Work order —
Using the word "JSON" as the filter, copy each matching line from the records.

(Stored items)
───
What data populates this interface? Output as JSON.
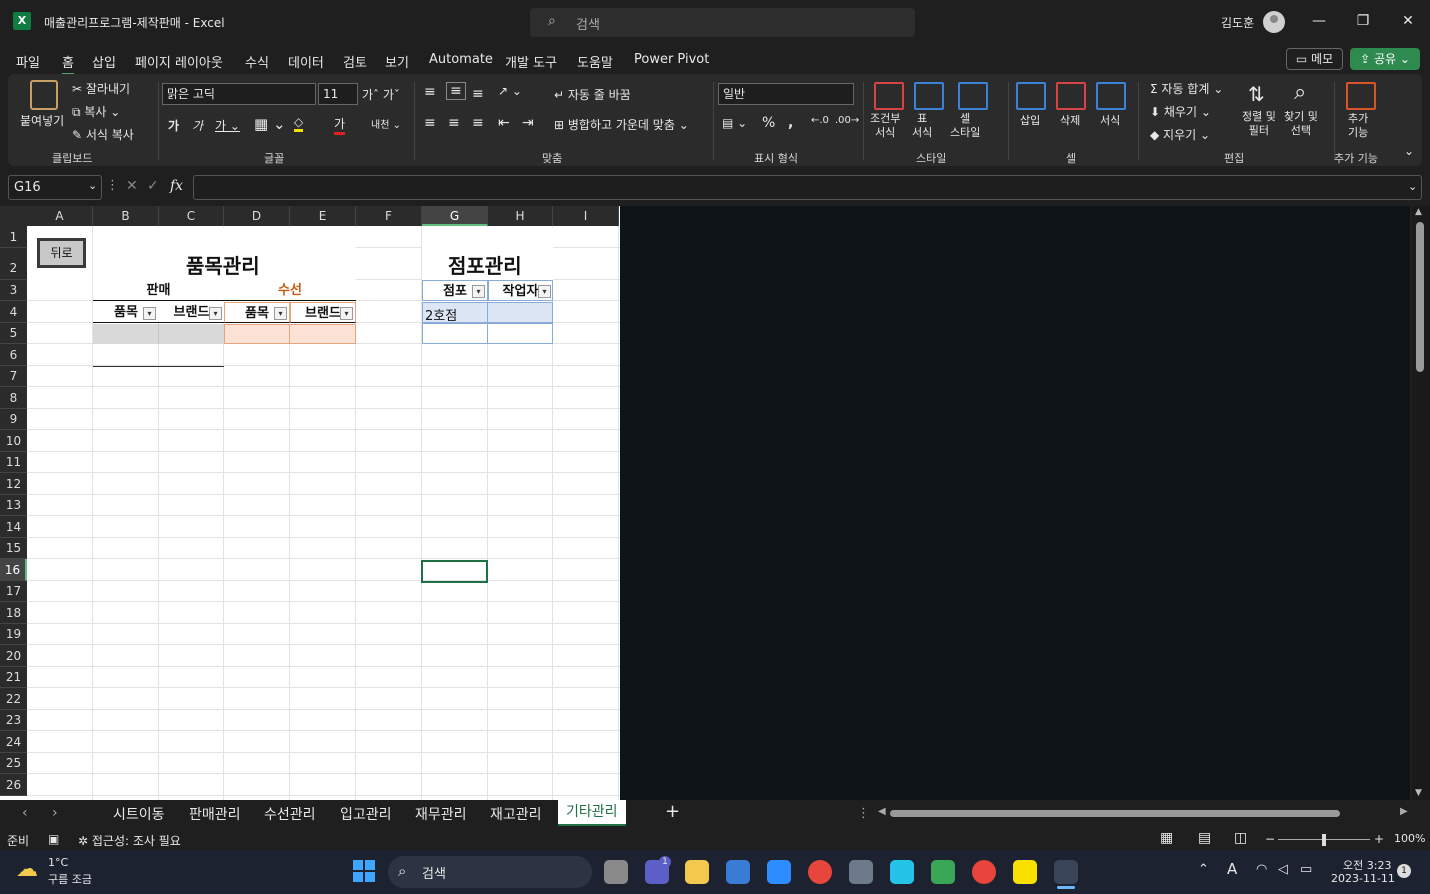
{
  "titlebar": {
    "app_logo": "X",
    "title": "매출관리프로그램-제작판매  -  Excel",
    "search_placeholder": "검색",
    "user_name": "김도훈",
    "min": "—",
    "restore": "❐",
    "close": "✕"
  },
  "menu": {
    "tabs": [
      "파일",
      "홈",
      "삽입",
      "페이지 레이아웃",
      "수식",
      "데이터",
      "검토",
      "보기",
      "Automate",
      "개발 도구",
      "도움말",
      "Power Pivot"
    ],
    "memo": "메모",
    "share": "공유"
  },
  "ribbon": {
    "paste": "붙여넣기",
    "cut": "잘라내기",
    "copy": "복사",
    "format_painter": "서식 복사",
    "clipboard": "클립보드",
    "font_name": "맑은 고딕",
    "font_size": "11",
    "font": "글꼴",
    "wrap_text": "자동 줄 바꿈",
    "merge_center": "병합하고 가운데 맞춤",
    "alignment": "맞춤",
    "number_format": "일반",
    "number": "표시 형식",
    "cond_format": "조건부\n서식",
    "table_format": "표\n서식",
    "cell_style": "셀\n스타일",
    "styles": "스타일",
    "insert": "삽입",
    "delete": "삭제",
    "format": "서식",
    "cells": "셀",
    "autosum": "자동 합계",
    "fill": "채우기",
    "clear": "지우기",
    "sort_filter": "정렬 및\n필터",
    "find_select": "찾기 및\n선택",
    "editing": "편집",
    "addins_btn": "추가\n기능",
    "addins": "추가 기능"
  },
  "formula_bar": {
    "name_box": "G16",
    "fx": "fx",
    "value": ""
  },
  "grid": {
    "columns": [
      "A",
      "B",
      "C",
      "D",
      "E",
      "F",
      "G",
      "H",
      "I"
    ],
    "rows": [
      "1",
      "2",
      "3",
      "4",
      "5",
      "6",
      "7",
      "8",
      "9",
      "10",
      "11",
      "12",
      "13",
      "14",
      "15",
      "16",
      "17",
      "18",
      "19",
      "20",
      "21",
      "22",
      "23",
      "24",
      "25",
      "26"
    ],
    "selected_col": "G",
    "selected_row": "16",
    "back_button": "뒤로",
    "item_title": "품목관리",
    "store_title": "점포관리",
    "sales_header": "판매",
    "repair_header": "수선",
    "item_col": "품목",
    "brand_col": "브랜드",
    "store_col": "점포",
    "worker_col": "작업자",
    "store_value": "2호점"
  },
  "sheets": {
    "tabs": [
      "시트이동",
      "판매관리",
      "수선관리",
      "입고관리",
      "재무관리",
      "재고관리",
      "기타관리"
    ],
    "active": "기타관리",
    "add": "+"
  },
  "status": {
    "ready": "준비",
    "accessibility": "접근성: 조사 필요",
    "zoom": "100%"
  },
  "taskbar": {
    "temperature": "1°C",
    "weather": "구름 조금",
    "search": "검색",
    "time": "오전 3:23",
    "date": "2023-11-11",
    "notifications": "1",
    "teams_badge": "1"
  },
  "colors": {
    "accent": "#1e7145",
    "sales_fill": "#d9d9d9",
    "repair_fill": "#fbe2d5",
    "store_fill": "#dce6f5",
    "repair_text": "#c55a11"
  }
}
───
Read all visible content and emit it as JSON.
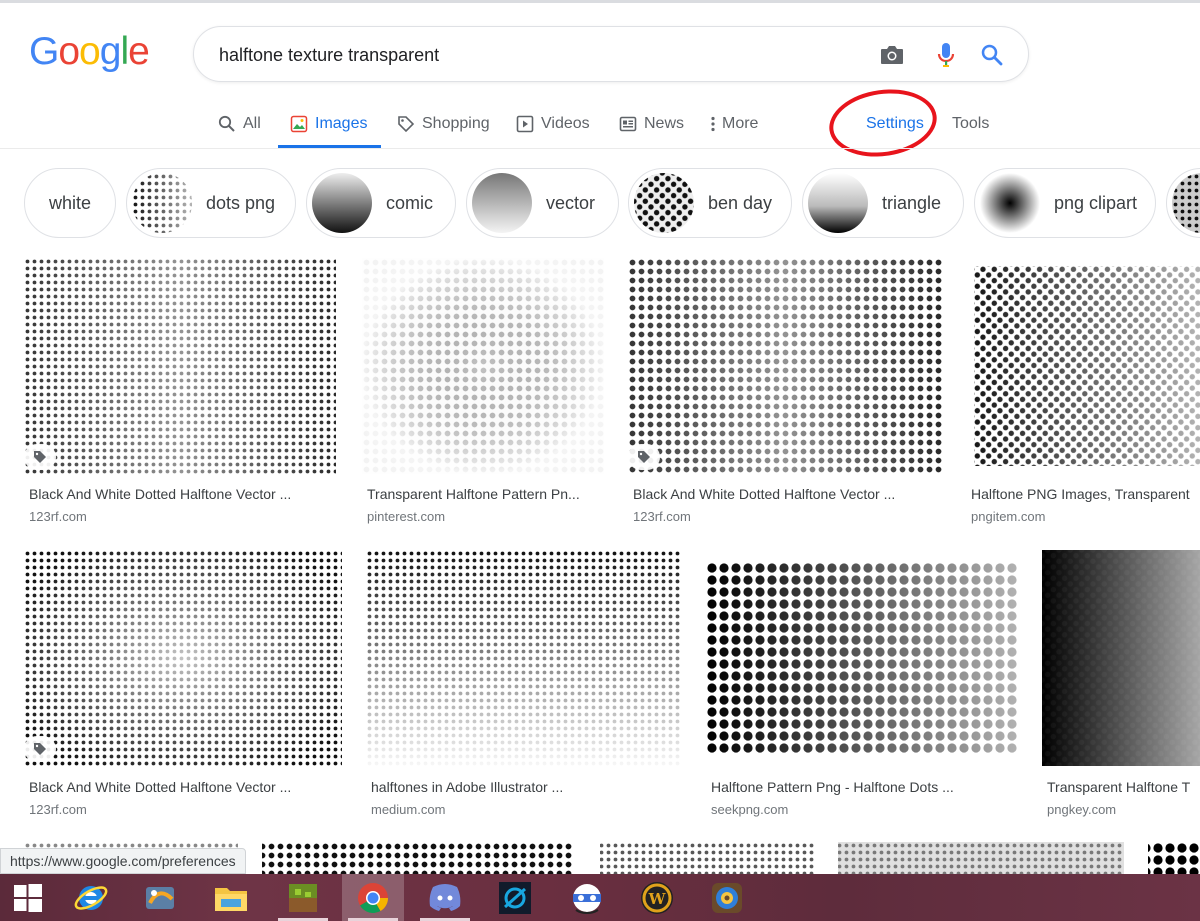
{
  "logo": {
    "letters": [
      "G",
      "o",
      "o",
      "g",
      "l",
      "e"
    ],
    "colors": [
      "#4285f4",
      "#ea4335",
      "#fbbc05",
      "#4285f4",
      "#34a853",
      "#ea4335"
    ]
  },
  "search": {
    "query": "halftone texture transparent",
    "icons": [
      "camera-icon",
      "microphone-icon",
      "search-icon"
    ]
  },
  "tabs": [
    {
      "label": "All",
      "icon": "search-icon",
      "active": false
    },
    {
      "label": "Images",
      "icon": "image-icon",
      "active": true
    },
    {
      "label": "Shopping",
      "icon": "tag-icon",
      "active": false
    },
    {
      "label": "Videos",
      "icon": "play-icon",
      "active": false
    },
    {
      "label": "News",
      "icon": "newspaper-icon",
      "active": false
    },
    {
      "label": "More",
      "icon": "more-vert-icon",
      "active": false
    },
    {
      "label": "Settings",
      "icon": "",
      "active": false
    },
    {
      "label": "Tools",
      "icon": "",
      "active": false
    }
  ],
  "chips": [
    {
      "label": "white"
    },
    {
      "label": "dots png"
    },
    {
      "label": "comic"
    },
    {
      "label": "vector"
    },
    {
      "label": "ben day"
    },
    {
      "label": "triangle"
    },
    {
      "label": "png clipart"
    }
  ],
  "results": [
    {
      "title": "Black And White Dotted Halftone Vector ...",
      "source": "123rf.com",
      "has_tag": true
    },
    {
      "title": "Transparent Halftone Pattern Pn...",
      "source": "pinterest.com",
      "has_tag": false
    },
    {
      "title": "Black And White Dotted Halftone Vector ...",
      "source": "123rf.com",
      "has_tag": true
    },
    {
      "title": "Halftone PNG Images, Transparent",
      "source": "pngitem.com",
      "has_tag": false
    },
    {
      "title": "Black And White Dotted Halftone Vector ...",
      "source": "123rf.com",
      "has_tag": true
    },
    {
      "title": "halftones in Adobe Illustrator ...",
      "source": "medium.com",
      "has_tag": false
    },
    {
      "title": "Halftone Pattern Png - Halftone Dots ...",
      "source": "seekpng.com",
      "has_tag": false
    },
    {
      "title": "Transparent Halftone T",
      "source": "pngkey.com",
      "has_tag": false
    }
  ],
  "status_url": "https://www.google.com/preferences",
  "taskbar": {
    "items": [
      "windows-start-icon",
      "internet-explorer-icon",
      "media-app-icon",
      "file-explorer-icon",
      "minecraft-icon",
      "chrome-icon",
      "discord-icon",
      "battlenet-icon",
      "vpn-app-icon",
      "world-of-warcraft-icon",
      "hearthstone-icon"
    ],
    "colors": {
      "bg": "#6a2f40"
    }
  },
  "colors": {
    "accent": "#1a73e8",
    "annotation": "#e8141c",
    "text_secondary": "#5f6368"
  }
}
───
Exercise output —
What data populates this interface? Output as JSON.
Read all visible content and emit it as JSON.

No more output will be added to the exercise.